DATA EXCERPTS:
'''

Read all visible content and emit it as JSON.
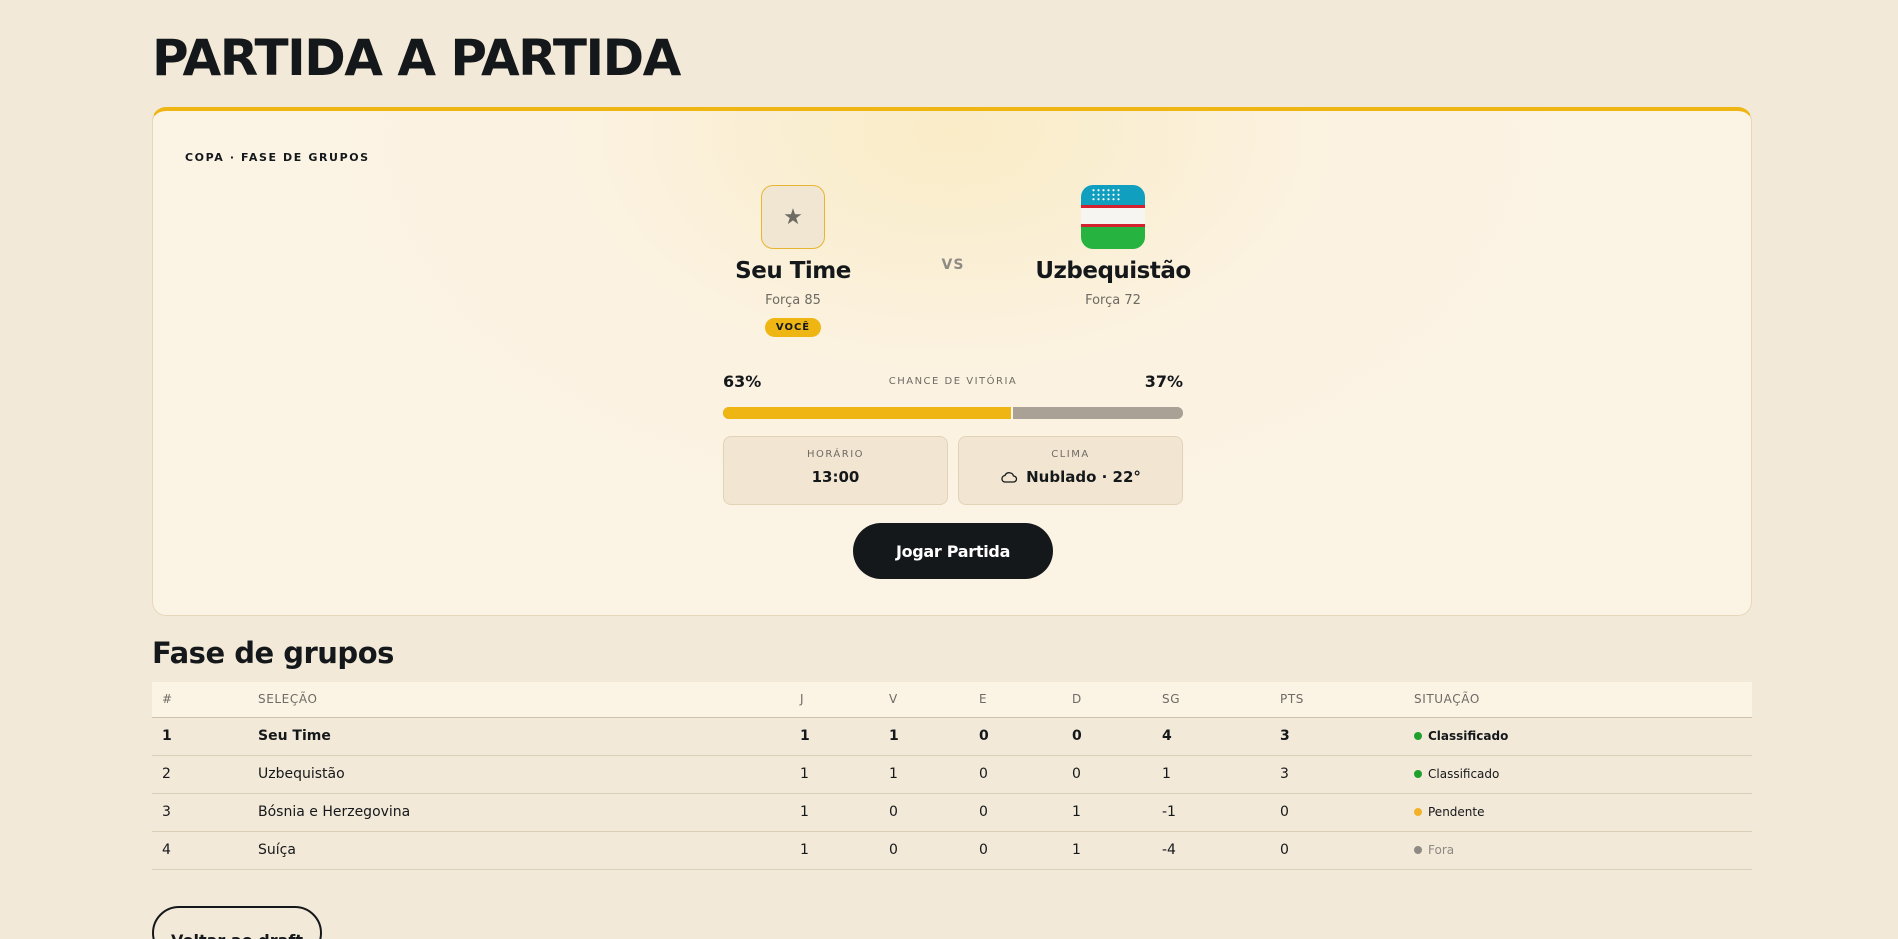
{
  "page": {
    "title": "PARTIDA A PARTIDA"
  },
  "match": {
    "stage": "COPA · FASE DE GRUPOS",
    "vs": "VS",
    "home": {
      "name": "Seu Time",
      "strength": "Força 85",
      "badge": "VOCÊ",
      "icon": "star-icon"
    },
    "away": {
      "name": "Uzbequistão",
      "strength": "Força 72",
      "icon": "uzbekistan-flag-icon"
    },
    "odds": {
      "label": "CHANCE DE VITÓRIA",
      "home_pct": "63%",
      "away_pct": "37%",
      "home_fraction": 0.63
    },
    "time": {
      "label": "HORÁRIO",
      "value": "13:00"
    },
    "weather": {
      "label": "CLIMA",
      "value": "Nublado · 22°",
      "icon": "cloud-icon"
    },
    "play_label": "Jogar Partida"
  },
  "colors": {
    "accent": "#efb512",
    "dark": "#15181b",
    "away_bar": "#aaa196",
    "qualified": "#1fa02c",
    "pending": "#f2b22c",
    "eliminated": "#8e8a84"
  },
  "group": {
    "title": "Fase de grupos",
    "columns": [
      "#",
      "SELEÇÃO",
      "J",
      "V",
      "E",
      "D",
      "SG",
      "PTS",
      "SITUAÇÃO"
    ],
    "rows": [
      {
        "pos": "1",
        "team": "Seu Time",
        "j": "1",
        "v": "1",
        "e": "0",
        "d": "0",
        "sg": "4",
        "pts": "3",
        "status": "Classificado",
        "status_color": "#1fa02c"
      },
      {
        "pos": "2",
        "team": "Uzbequistão",
        "j": "1",
        "v": "1",
        "e": "0",
        "d": "0",
        "sg": "1",
        "pts": "3",
        "status": "Classificado",
        "status_color": "#1fa02c"
      },
      {
        "pos": "3",
        "team": "Bósnia e Herzegovina",
        "j": "1",
        "v": "0",
        "e": "0",
        "d": "1",
        "sg": "-1",
        "pts": "0",
        "status": "Pendente",
        "status_color": "#f2b22c"
      },
      {
        "pos": "4",
        "team": "Suíça",
        "j": "1",
        "v": "0",
        "e": "0",
        "d": "1",
        "sg": "-4",
        "pts": "0",
        "status": "Fora",
        "status_color": "#8e8a84"
      }
    ]
  },
  "back_label": "Voltar ao draft"
}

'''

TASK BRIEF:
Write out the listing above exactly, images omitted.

ANSWER TO THE EXERCISE:
Read all visible content and emit it as JSON.
{
  "page": {
    "title": "PARTIDA A PARTIDA"
  },
  "match": {
    "stage": "COPA · FASE DE GRUPOS",
    "vs": "VS",
    "home": {
      "name": "Seu Time",
      "strength": "Força 85",
      "badge": "VOCÊ",
      "icon": "star-icon"
    },
    "away": {
      "name": "Uzbequistão",
      "strength": "Força 72",
      "icon": "uzbekistan-flag-icon"
    },
    "odds": {
      "label": "CHANCE DE VITÓRIA",
      "home_pct": "63%",
      "away_pct": "37%",
      "home_fraction": 0.63
    },
    "time": {
      "label": "HORÁRIO",
      "value": "13:00"
    },
    "weather": {
      "label": "CLIMA",
      "value": "Nublado · 22°",
      "icon": "cloud-icon"
    },
    "play_label": "Jogar Partida"
  },
  "colors": {
    "accent": "#efb512",
    "dark": "#15181b",
    "away_bar": "#aaa196",
    "qualified": "#1fa02c",
    "pending": "#f2b22c",
    "eliminated": "#8e8a84"
  },
  "group": {
    "title": "Fase de grupos",
    "columns": [
      "#",
      "SELEÇÃO",
      "J",
      "V",
      "E",
      "D",
      "SG",
      "PTS",
      "SITUAÇÃO"
    ],
    "rows": [
      {
        "pos": "1",
        "team": "Seu Time",
        "j": "1",
        "v": "1",
        "e": "0",
        "d": "0",
        "sg": "4",
        "pts": "3",
        "status": "Classificado",
        "status_color": "#1fa02c"
      },
      {
        "pos": "2",
        "team": "Uzbequistão",
        "j": "1",
        "v": "1",
        "e": "0",
        "d": "0",
        "sg": "1",
        "pts": "3",
        "status": "Classificado",
        "status_color": "#1fa02c"
      },
      {
        "pos": "3",
        "team": "Bósnia e Herzegovina",
        "j": "1",
        "v": "0",
        "e": "0",
        "d": "1",
        "sg": "-1",
        "pts": "0",
        "status": "Pendente",
        "status_color": "#f2b22c"
      },
      {
        "pos": "4",
        "team": "Suíça",
        "j": "1",
        "v": "0",
        "e": "0",
        "d": "1",
        "sg": "-4",
        "pts": "0",
        "status": "Fora",
        "status_color": "#8e8a84"
      }
    ]
  },
  "back_label": "Voltar ao draft"
}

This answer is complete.